■ What you will do
Can you retype every record below exactly as written?

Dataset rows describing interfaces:
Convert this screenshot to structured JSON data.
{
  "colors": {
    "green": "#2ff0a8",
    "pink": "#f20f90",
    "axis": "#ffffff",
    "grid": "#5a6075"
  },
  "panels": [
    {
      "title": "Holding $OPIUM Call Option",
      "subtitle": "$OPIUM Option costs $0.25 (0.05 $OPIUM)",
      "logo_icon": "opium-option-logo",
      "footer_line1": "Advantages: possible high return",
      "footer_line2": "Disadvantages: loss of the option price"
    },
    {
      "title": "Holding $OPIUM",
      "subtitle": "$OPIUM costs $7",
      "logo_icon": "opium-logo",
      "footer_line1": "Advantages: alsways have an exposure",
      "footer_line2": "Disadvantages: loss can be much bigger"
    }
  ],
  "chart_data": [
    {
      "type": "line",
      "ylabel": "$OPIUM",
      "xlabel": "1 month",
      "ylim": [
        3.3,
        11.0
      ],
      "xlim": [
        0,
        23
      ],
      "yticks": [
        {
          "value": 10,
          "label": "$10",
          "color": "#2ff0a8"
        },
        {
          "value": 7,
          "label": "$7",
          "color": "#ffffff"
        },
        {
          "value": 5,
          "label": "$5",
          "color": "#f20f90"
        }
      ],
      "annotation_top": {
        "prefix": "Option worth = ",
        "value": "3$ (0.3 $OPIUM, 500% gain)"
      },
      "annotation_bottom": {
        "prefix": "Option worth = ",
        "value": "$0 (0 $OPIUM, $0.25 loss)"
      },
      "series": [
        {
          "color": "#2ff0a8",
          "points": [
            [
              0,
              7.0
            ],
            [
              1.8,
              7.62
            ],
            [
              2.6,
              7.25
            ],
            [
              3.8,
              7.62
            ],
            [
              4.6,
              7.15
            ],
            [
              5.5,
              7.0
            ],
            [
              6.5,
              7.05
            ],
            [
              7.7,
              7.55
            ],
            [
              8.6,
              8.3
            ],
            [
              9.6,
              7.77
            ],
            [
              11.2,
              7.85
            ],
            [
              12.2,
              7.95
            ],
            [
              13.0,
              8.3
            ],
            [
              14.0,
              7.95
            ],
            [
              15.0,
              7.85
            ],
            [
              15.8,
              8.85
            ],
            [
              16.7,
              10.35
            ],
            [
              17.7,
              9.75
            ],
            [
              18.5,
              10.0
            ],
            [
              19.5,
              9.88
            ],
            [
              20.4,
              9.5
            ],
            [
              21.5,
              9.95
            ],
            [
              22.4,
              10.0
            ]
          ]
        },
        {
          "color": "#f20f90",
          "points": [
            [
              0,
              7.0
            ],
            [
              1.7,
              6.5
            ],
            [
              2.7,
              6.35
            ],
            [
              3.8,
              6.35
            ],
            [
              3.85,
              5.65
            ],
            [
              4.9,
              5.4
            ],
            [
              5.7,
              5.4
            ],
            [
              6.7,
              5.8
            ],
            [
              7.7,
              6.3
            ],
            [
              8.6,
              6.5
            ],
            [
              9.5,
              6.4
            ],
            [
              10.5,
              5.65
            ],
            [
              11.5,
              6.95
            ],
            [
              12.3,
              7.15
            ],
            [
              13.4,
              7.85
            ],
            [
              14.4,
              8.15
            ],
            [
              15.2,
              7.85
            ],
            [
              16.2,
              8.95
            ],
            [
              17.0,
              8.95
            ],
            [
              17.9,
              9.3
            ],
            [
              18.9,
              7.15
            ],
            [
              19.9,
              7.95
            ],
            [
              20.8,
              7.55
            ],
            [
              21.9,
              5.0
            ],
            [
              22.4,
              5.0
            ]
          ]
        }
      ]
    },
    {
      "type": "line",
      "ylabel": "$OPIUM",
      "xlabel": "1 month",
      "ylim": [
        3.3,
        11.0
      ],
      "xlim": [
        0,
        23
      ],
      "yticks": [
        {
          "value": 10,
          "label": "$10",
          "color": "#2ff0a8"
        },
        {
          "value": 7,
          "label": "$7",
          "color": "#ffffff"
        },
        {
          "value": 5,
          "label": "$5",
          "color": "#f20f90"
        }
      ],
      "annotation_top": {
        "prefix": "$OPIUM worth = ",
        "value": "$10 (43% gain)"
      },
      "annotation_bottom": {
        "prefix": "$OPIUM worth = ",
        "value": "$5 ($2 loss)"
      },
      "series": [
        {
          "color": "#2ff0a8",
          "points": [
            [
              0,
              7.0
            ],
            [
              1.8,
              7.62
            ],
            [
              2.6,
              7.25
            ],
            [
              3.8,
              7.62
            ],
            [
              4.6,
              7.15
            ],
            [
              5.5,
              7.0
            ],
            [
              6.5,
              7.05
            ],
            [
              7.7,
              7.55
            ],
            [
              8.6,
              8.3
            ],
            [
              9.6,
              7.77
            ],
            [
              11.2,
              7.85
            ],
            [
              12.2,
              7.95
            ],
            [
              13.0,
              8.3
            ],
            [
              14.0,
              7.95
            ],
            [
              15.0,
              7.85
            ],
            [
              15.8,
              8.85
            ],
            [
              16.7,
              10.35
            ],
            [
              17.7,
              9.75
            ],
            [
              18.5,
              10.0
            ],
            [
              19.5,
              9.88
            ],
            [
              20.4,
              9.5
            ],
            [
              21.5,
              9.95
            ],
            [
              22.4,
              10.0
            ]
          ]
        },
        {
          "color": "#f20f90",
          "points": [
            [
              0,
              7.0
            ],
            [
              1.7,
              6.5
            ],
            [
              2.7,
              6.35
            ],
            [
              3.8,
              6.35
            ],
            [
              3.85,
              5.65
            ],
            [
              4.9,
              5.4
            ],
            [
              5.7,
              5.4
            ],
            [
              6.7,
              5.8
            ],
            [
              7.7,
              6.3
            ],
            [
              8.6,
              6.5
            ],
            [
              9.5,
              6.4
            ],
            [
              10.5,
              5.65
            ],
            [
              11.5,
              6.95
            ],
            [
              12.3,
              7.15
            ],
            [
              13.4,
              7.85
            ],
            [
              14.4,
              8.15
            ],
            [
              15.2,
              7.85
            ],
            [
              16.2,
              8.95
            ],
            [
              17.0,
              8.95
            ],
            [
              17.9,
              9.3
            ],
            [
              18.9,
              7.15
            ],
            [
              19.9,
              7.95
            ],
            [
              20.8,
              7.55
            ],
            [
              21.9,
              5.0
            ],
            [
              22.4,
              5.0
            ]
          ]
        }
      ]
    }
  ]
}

■ Solution
Convert this screenshot to structured JSON data.
{
  "colors": {
    "green": "#2ff0a8",
    "pink": "#f20f90",
    "axis": "#ffffff",
    "grid": "#5a6075"
  },
  "panels": [
    {
      "title": "Holding $OPIUM Call Option",
      "subtitle": "$OPIUM Option costs $0.25 (0.05 $OPIUM)",
      "logo_icon": "opium-option-logo",
      "footer_line1": "Advantages: possible high return",
      "footer_line2": "Disadvantages: loss of the option price"
    },
    {
      "title": "Holding $OPIUM",
      "subtitle": "$OPIUM costs $7",
      "logo_icon": "opium-logo",
      "footer_line1": "Advantages: alsways have an exposure",
      "footer_line2": "Disadvantages: loss can be much bigger"
    }
  ],
  "chart_data": [
    {
      "type": "line",
      "ylabel": "$OPIUM",
      "xlabel": "1 month",
      "ylim": [
        3.3,
        11.0
      ],
      "xlim": [
        0,
        23
      ],
      "yticks": [
        {
          "value": 10,
          "label": "$10",
          "color": "#2ff0a8"
        },
        {
          "value": 7,
          "label": "$7",
          "color": "#ffffff"
        },
        {
          "value": 5,
          "label": "$5",
          "color": "#f20f90"
        }
      ],
      "annotation_top": {
        "prefix": "Option worth = ",
        "value": "3$ (0.3 $OPIUM, 500% gain)"
      },
      "annotation_bottom": {
        "prefix": "Option worth = ",
        "value": "$0 (0 $OPIUM, $0.25 loss)"
      },
      "series": [
        {
          "color": "#2ff0a8",
          "points": [
            [
              0,
              7.0
            ],
            [
              1.8,
              7.62
            ],
            [
              2.6,
              7.25
            ],
            [
              3.8,
              7.62
            ],
            [
              4.6,
              7.15
            ],
            [
              5.5,
              7.0
            ],
            [
              6.5,
              7.05
            ],
            [
              7.7,
              7.55
            ],
            [
              8.6,
              8.3
            ],
            [
              9.6,
              7.77
            ],
            [
              11.2,
              7.85
            ],
            [
              12.2,
              7.95
            ],
            [
              13.0,
              8.3
            ],
            [
              14.0,
              7.95
            ],
            [
              15.0,
              7.85
            ],
            [
              15.8,
              8.85
            ],
            [
              16.7,
              10.35
            ],
            [
              17.7,
              9.75
            ],
            [
              18.5,
              10.0
            ],
            [
              19.5,
              9.88
            ],
            [
              20.4,
              9.5
            ],
            [
              21.5,
              9.95
            ],
            [
              22.4,
              10.0
            ]
          ]
        },
        {
          "color": "#f20f90",
          "points": [
            [
              0,
              7.0
            ],
            [
              1.7,
              6.5
            ],
            [
              2.7,
              6.35
            ],
            [
              3.8,
              6.35
            ],
            [
              3.85,
              5.65
            ],
            [
              4.9,
              5.4
            ],
            [
              5.7,
              5.4
            ],
            [
              6.7,
              5.8
            ],
            [
              7.7,
              6.3
            ],
            [
              8.6,
              6.5
            ],
            [
              9.5,
              6.4
            ],
            [
              10.5,
              5.65
            ],
            [
              11.5,
              6.95
            ],
            [
              12.3,
              7.15
            ],
            [
              13.4,
              7.85
            ],
            [
              14.4,
              8.15
            ],
            [
              15.2,
              7.85
            ],
            [
              16.2,
              8.95
            ],
            [
              17.0,
              8.95
            ],
            [
              17.9,
              9.3
            ],
            [
              18.9,
              7.15
            ],
            [
              19.9,
              7.95
            ],
            [
              20.8,
              7.55
            ],
            [
              21.9,
              5.0
            ],
            [
              22.4,
              5.0
            ]
          ]
        }
      ]
    },
    {
      "type": "line",
      "ylabel": "$OPIUM",
      "xlabel": "1 month",
      "ylim": [
        3.3,
        11.0
      ],
      "xlim": [
        0,
        23
      ],
      "yticks": [
        {
          "value": 10,
          "label": "$10",
          "color": "#2ff0a8"
        },
        {
          "value": 7,
          "label": "$7",
          "color": "#ffffff"
        },
        {
          "value": 5,
          "label": "$5",
          "color": "#f20f90"
        }
      ],
      "annotation_top": {
        "prefix": "$OPIUM worth = ",
        "value": "$10 (43% gain)"
      },
      "annotation_bottom": {
        "prefix": "$OPIUM worth = ",
        "value": "$5 ($2 loss)"
      },
      "series": [
        {
          "color": "#2ff0a8",
          "points": [
            [
              0,
              7.0
            ],
            [
              1.8,
              7.62
            ],
            [
              2.6,
              7.25
            ],
            [
              3.8,
              7.62
            ],
            [
              4.6,
              7.15
            ],
            [
              5.5,
              7.0
            ],
            [
              6.5,
              7.05
            ],
            [
              7.7,
              7.55
            ],
            [
              8.6,
              8.3
            ],
            [
              9.6,
              7.77
            ],
            [
              11.2,
              7.85
            ],
            [
              12.2,
              7.95
            ],
            [
              13.0,
              8.3
            ],
            [
              14.0,
              7.95
            ],
            [
              15.0,
              7.85
            ],
            [
              15.8,
              8.85
            ],
            [
              16.7,
              10.35
            ],
            [
              17.7,
              9.75
            ],
            [
              18.5,
              10.0
            ],
            [
              19.5,
              9.88
            ],
            [
              20.4,
              9.5
            ],
            [
              21.5,
              9.95
            ],
            [
              22.4,
              10.0
            ]
          ]
        },
        {
          "color": "#f20f90",
          "points": [
            [
              0,
              7.0
            ],
            [
              1.7,
              6.5
            ],
            [
              2.7,
              6.35
            ],
            [
              3.8,
              6.35
            ],
            [
              3.85,
              5.65
            ],
            [
              4.9,
              5.4
            ],
            [
              5.7,
              5.4
            ],
            [
              6.7,
              5.8
            ],
            [
              7.7,
              6.3
            ],
            [
              8.6,
              6.5
            ],
            [
              9.5,
              6.4
            ],
            [
              10.5,
              5.65
            ],
            [
              11.5,
              6.95
            ],
            [
              12.3,
              7.15
            ],
            [
              13.4,
              7.85
            ],
            [
              14.4,
              8.15
            ],
            [
              15.2,
              7.85
            ],
            [
              16.2,
              8.95
            ],
            [
              17.0,
              8.95
            ],
            [
              17.9,
              9.3
            ],
            [
              18.9,
              7.15
            ],
            [
              19.9,
              7.95
            ],
            [
              20.8,
              7.55
            ],
            [
              21.9,
              5.0
            ],
            [
              22.4,
              5.0
            ]
          ]
        }
      ]
    }
  ]
}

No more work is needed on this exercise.